YL: One of things you’ve done as dean of CCAS is to expand research opportunities and scholarship opportunities so I want to talk about what that has to do with service and benefiting the community as well.

DV: Community-engaged research reminds us of the larger world; it reminds us why we are being educated in the first place. Yes, we are trying to advance ourselves and our careers but, at the same time, we are also trying to do something more for the greater good and, to me, that’s part of why this type of research matters.

Ashley Hidalgo (AH): How does community-engaged scholarship enrich faculty, from their perspective as well?

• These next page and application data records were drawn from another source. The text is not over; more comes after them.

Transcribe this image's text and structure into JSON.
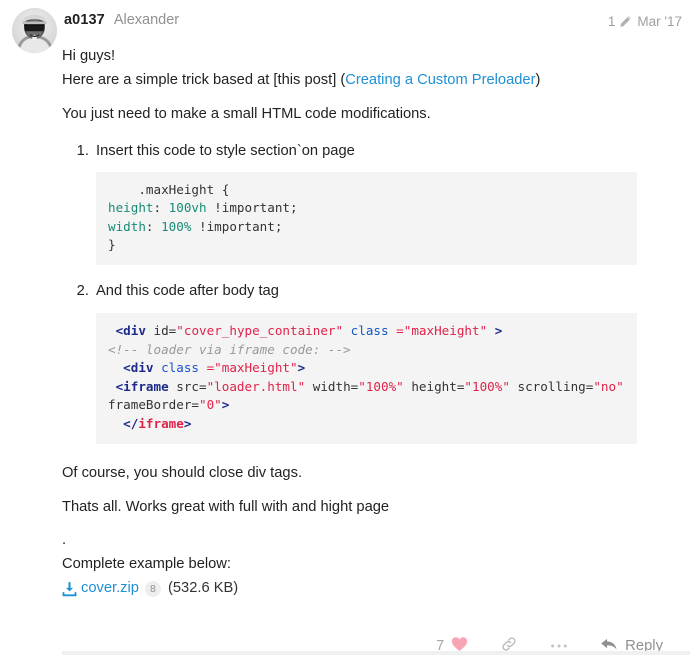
{
  "post": {
    "author": {
      "username": "a0137",
      "fullname": "Alexander",
      "avatar_alt": "user-avatar-photo"
    },
    "meta": {
      "edit_count": "1",
      "edit_icon": "pencil-icon",
      "date": "Mar '17"
    },
    "body": {
      "greeting": "Hi guys!",
      "intro_before_link": "Here are a simple trick based at [this post] (",
      "intro_link": "Creating a Custom Preloader",
      "intro_after_link": ")",
      "note": "You just need to make a small HTML code modifications.",
      "steps": [
        {
          "text": "Insert this code to style section`on page"
        },
        {
          "text": "And this code after body tag"
        }
      ],
      "code_css": {
        "lines": [
          [
            {
              "t": "    .maxHeight {",
              "c": "plain"
            }
          ],
          [
            {
              "t": "height",
              "c": "prop"
            },
            {
              "t": ": ",
              "c": "plain"
            },
            {
              "t": "100vh",
              "c": "val"
            },
            {
              "t": " !important;",
              "c": "plain"
            }
          ],
          [
            {
              "t": "width",
              "c": "prop"
            },
            {
              "t": ": ",
              "c": "plain"
            },
            {
              "t": "100%",
              "c": "val"
            },
            {
              "t": " !important;",
              "c": "plain"
            }
          ],
          [
            {
              "t": "}",
              "c": "plain"
            }
          ]
        ]
      },
      "code_html": {
        "lines": [
          [
            {
              "t": " <div",
              "c": "tag"
            },
            {
              "t": " id=",
              "c": "attr-d"
            },
            {
              "t": "\"cover_hype_container\"",
              "c": "str"
            },
            {
              "t": " class ",
              "c": "attr"
            },
            {
              "t": "=\"maxHeight\"",
              "c": "str"
            },
            {
              "t": " >",
              "c": "tag"
            }
          ],
          [
            {
              "t": "<!-- loader via iframe code: -->",
              "c": "cmt"
            }
          ],
          [
            {
              "t": "  <div",
              "c": "tag"
            },
            {
              "t": " class ",
              "c": "attr"
            },
            {
              "t": "=\"maxHeight\"",
              "c": "str"
            },
            {
              "t": ">",
              "c": "tag"
            }
          ],
          [
            {
              "t": " <iframe",
              "c": "tag"
            },
            {
              "t": " src=",
              "c": "attr-d"
            },
            {
              "t": "\"loader.html\"",
              "c": "str"
            },
            {
              "t": " width=",
              "c": "attr-d"
            },
            {
              "t": "\"100%\"",
              "c": "str"
            },
            {
              "t": " height=",
              "c": "attr-d"
            },
            {
              "t": "\"100%\"",
              "c": "str"
            },
            {
              "t": " scrolling=",
              "c": "attr-d"
            },
            {
              "t": "\"no\"",
              "c": "str"
            },
            {
              "t": " frameBorder=",
              "c": "attr-d"
            },
            {
              "t": "\"0\"",
              "c": "str"
            },
            {
              "t": ">",
              "c": "tag"
            }
          ],
          [
            {
              "t": "  </",
              "c": "tag"
            },
            {
              "t": "iframe",
              "c": "close"
            },
            {
              "t": ">",
              "c": "tag"
            }
          ]
        ]
      },
      "outro1": "Of course, you should close div tags.",
      "outro2": "Thats all. Works great with full with and hight page",
      "outro3": ".",
      "outro4": "Complete example below:"
    },
    "attachment": {
      "icon": "download-icon",
      "filename": "cover.zip",
      "download_count": "8",
      "filesize": "(532.6 KB)"
    },
    "actions": {
      "like_count": "7",
      "like_icon": "heart-icon",
      "like_color": "#f7a5b5",
      "share_icon": "link-icon",
      "more_icon": "ellipsis-icon",
      "reply_icon": "reply-arrow-icon",
      "reply_label": "Reply"
    }
  },
  "theme": {
    "link_color": "#1e90d6",
    "code_bg": "#f4f4f4",
    "tag_color": "#1c2a8a",
    "string_color": "#e0234a",
    "css_prop_color": "#178b75"
  }
}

DV: The same is true for faculty as it is for students. When faculty receive their doctorate degree and move on to make their mark in their field of research, they often crave a greater access or greater connection to the community around them. As scholars, we need to remind ourselves that what we are doing is part of a larger envelope, which can lead to deeper engagement.  What I also think is important as it relates to community engagement among our faculty and students, is the symbiotic process between the two groups. Faculty are transforming as their students transform. Each encourages the other to achieve greater heights, which is an additional and an unexpected and unintended consequence of engagement, and one that is sometimes not talked about. You often see faculty, who have experienced a different modality of their work (through community engagement) prompted to make important changes semesters down the road. They have an ‘Aha!’ moment that leads them to new and fruitful directions in their teaching or research. What I often see as well is that they are more inclined to bring students along for the ride, going beyond the lecture and classroom experience. It becomes truly a more holistic endeavor in higher education when faculty and students engage together in the world through their research and projects.